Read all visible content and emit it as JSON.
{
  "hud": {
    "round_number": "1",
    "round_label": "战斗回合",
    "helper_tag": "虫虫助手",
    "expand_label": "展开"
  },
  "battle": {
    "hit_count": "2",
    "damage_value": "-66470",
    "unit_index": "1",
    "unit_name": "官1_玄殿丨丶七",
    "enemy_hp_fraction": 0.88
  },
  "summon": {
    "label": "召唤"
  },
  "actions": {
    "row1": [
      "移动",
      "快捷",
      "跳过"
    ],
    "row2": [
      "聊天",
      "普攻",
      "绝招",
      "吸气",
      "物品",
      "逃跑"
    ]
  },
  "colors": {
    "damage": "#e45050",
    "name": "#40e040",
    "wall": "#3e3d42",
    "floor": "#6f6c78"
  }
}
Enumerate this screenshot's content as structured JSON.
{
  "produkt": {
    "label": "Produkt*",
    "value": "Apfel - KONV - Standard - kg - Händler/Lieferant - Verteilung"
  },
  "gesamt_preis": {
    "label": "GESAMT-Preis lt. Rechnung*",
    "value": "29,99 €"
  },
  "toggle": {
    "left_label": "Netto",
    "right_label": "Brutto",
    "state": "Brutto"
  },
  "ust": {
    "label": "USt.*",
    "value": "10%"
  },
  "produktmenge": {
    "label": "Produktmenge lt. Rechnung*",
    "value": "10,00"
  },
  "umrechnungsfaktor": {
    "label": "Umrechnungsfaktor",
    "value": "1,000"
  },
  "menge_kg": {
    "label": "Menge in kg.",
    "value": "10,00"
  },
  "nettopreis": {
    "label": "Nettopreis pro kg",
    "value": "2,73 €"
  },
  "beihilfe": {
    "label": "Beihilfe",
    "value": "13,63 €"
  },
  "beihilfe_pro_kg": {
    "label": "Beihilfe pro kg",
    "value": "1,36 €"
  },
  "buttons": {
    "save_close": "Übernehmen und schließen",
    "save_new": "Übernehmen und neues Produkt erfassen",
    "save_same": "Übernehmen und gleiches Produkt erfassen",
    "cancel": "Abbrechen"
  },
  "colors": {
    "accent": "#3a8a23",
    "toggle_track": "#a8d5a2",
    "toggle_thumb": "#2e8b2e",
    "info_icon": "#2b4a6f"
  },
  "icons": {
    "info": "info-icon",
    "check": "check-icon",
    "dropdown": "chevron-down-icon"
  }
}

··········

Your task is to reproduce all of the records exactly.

Read all visible content and emit it as JSON.
{
  "hud": {
    "round_number": "1",
    "round_label": "战斗回合",
    "helper_tag": "虫虫助手",
    "expand_label": "展开"
  },
  "battle": {
    "hit_count": "2",
    "damage_value": "-66470",
    "unit_index": "1",
    "unit_name": "官1_玄殿丨丶七",
    "enemy_hp_fraction": 0.88
  },
  "summon": {
    "label": "召唤"
  },
  "actions": {
    "row1": [
      "移动",
      "快捷",
      "跳过"
    ],
    "row2": [
      "聊天",
      "普攻",
      "绝招",
      "吸气",
      "物品",
      "逃跑"
    ]
  },
  "colors": {
    "damage": "#e45050",
    "name": "#40e040",
    "wall": "#3e3d42",
    "floor": "#6f6c78"
  }
}
Enumerate this screenshot's content as structured JSON.
{
  "produkt": {
    "label": "Produkt*",
    "value": "Apfel - KONV - Standard - kg - Händler/Lieferant - Verteilung"
  },
  "gesamt_preis": {
    "label": "GESAMT-Preis lt. Rechnung*",
    "value": "29,99 €"
  },
  "toggle": {
    "left_label": "Netto",
    "right_label": "Brutto",
    "state": "Brutto"
  },
  "ust": {
    "label": "USt.*",
    "value": "10%"
  },
  "produktmenge": {
    "label": "Produktmenge lt. Rechnung*",
    "value": "10,00"
  },
  "umrechnungsfaktor": {
    "label": "Umrechnungsfaktor",
    "value": "1,000"
  },
  "menge_kg": {
    "label": "Menge in kg.",
    "value": "10,00"
  },
  "nettopreis": {
    "label": "Nettopreis pro kg",
    "value": "2,73 €"
  },
  "beihilfe": {
    "label": "Beihilfe",
    "value": "13,63 €"
  },
  "beihilfe_pro_kg": {
    "label": "Beihilfe pro kg",
    "value": "1,36 €"
  },
  "buttons": {
    "save_close": "Übernehmen und schließen",
    "save_new": "Übernehmen und neues Produkt erfassen",
    "save_same": "Übernehmen und gleiches Produkt erfassen",
    "cancel": "Abbrechen"
  },
  "colors": {
    "accent": "#3a8a23",
    "toggle_track": "#a8d5a2",
    "toggle_thumb": "#2e8b2e",
    "info_icon": "#2b4a6f"
  },
  "icons": {
    "info": "info-icon",
    "check": "check-icon",
    "dropdown": "chevron-down-icon"
  }
}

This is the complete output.